America has more than a million millionaires, and that is a divergent enough class of capitalists to establish a continuity of capital that can be robust, even anti-fragile against the sorts of stagnated, narrow investments and under-investments that created permanent unemployment. The interests of the moneyed class and the talents of the upper middle class are both now so substantial that they can support much greater numbers of the needs and desires of the common man. Furthermore, the universiality of this global upper class, is the fascinating phenomenon that is transforming the world. This is the new jet set and we know what time it is UTC.

This American upper middle class is accustomed to and aware of the way it works for global capital.

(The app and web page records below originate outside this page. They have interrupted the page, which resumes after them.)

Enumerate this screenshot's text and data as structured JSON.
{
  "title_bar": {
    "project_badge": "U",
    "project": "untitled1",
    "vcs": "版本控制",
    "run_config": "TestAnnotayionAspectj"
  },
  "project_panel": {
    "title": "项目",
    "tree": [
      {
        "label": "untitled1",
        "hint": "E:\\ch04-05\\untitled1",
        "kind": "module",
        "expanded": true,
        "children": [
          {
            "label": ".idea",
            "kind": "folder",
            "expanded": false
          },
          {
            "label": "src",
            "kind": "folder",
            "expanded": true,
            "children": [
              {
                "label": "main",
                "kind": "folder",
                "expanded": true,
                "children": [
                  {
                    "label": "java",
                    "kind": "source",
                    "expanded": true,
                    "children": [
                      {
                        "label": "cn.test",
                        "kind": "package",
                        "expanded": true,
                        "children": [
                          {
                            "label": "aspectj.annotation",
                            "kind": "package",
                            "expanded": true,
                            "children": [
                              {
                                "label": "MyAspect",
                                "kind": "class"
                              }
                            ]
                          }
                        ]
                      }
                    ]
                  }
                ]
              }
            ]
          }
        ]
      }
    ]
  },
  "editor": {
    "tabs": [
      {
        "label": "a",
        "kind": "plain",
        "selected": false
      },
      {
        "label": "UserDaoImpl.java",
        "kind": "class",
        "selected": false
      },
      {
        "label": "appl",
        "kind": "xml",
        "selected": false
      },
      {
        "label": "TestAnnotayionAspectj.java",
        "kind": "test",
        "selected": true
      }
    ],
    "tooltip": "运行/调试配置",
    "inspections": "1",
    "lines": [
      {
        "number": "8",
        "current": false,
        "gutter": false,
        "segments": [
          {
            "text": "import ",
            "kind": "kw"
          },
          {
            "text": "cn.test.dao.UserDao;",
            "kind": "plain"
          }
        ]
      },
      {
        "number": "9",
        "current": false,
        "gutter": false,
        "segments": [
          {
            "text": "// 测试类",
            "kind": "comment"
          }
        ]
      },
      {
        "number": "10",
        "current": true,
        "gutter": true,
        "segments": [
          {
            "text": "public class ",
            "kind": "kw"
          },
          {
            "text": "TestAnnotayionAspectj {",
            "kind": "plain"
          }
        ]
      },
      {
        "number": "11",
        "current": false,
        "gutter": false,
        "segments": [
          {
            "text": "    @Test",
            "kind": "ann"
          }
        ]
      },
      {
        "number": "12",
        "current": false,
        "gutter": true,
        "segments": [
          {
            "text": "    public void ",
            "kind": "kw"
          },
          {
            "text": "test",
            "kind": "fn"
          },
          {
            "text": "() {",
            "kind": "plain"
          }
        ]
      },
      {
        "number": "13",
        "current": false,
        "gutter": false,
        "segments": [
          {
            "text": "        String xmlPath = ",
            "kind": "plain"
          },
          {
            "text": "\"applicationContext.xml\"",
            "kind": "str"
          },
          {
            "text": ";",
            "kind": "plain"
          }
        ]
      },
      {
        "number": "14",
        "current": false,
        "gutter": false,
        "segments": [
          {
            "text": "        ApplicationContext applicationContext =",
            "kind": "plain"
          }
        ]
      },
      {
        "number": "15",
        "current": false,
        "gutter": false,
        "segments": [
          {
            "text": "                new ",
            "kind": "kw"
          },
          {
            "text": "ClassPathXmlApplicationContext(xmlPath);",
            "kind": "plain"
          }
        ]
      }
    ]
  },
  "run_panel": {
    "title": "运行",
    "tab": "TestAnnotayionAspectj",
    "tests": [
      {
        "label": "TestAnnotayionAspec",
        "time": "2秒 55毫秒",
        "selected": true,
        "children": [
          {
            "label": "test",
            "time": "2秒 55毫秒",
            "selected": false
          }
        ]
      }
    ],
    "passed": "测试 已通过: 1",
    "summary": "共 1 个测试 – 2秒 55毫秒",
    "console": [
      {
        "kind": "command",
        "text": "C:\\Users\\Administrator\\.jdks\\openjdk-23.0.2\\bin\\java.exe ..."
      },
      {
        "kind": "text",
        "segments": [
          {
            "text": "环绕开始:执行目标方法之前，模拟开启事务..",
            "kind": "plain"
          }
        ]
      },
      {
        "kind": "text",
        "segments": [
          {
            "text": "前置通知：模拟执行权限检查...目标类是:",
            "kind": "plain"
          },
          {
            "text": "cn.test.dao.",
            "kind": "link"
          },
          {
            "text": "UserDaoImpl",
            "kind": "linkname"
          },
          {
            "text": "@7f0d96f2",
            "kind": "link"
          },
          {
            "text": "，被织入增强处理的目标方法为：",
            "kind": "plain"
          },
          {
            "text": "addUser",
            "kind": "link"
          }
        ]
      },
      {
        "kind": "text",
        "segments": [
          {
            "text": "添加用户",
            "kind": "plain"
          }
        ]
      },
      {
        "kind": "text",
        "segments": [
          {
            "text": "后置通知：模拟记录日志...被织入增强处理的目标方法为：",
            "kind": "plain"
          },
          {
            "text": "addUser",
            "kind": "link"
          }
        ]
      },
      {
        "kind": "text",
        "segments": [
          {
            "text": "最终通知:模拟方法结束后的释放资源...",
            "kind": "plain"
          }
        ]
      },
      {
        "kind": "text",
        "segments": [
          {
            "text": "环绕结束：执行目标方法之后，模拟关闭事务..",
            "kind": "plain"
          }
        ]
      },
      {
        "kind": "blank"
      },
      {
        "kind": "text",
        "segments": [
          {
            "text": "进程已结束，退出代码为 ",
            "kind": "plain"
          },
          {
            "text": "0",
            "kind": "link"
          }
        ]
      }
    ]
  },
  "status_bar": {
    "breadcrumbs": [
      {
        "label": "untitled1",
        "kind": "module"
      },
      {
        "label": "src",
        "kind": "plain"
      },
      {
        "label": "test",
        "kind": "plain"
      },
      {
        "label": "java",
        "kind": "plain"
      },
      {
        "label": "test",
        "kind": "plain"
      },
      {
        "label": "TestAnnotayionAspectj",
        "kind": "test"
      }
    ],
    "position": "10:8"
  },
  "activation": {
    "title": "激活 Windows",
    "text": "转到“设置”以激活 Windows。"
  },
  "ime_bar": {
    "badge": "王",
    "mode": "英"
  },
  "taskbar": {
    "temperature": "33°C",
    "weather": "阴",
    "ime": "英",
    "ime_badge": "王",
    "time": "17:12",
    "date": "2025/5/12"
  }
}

It lives in international cities like Los Angeles. It eats a variety of cuisines. It speaks a variety of languages. It has a style and a substance that is evidence of civilization. Where you see its garbage of empty Starbucks cups, and Perrier water bottles, you know that you are in a high rent neighborhood. What I want to suggest re-establishes the thesis — the loyalties of this class is a bit more diverse than that of The Slice. The Slice works directly for the Powers that Be, the upper middle stands in reserve and sometimes creates its own Alternative Slice in anticipation of a future seduction of new Rulers to new rules. The man who is not working for Intel today but finds a way to design tommorows computer chips in a superior way seeks to improve on the current regime. This is a ‘bottom up’ solution searching for the right investors, and the investor class is well aware of such upstarts. But what of nationalism?

I want to assert in brief that America has maintained liberty through the production of domestic products and services aimed towards the fulfillment of desires of choice above and beyond desires of need for the common man. These are, in many ways, the fundamental interests of the US — to protect the supply lines and trade arrangements that keep global capital invested here. The provide the infrastructure that keeps our international cities attractive to The Slice and to provide such a home for investors who would keep our economy fluid and strong. To provide for the broad open society that encourages the advancement of individuals and families into upward social mobility for the common man, and to maintain the infrastucture of domestic tranquility. This is constrained into nationalism out of tradition and law, but in matters of war and peace the preponderant interests of the upper middle class is unclear. There is too little of the nation's economy, unlike in the days preceding the World Wars, that stands to benefit from war production.

However, the interests of the upper middle class, are very much like the interests of the Western ruling class in that it cannot afford to operate in pre-industrial conditions. And those who threaten the infrastructure of the West are thus intolerable. That is not necessarily a national interest, but neither is it something dictated or constrained by international law, per se. It is not international law that makes Singapore attractive to the upper middle class. It is not nationalism that motivates traitors like Edward Snowden. It is the fundamental usefulness their talents provide to the Ruling Class and the high rewards that make their social standing — not only in one country, but universally.

My class is the global upper middle class. We may be nationalists only of convenience. We will not be seduced by socialism because our existence is as permanent as the global supply chain of oil, steel and data. The common man still looks up to us — as we are the common man, improved. Our native land is civil liberty.

I am a lot less sanguine than he is about the resiliency of the the economy that the aristocratic class is creating. And I am a touch more sanguine about technocrats favoring “socialism” than he is; I know a great many technocrats who favor social democracy, and I suspect that the kind of education necessary to produce effective technocrats also produces the capacity for critique of the social order. But he hints elsewhere in that essay that China proves me wrong, and I fear he is right, because the “feudal” conception of society which he regards as realistic strikes me as nightmarish.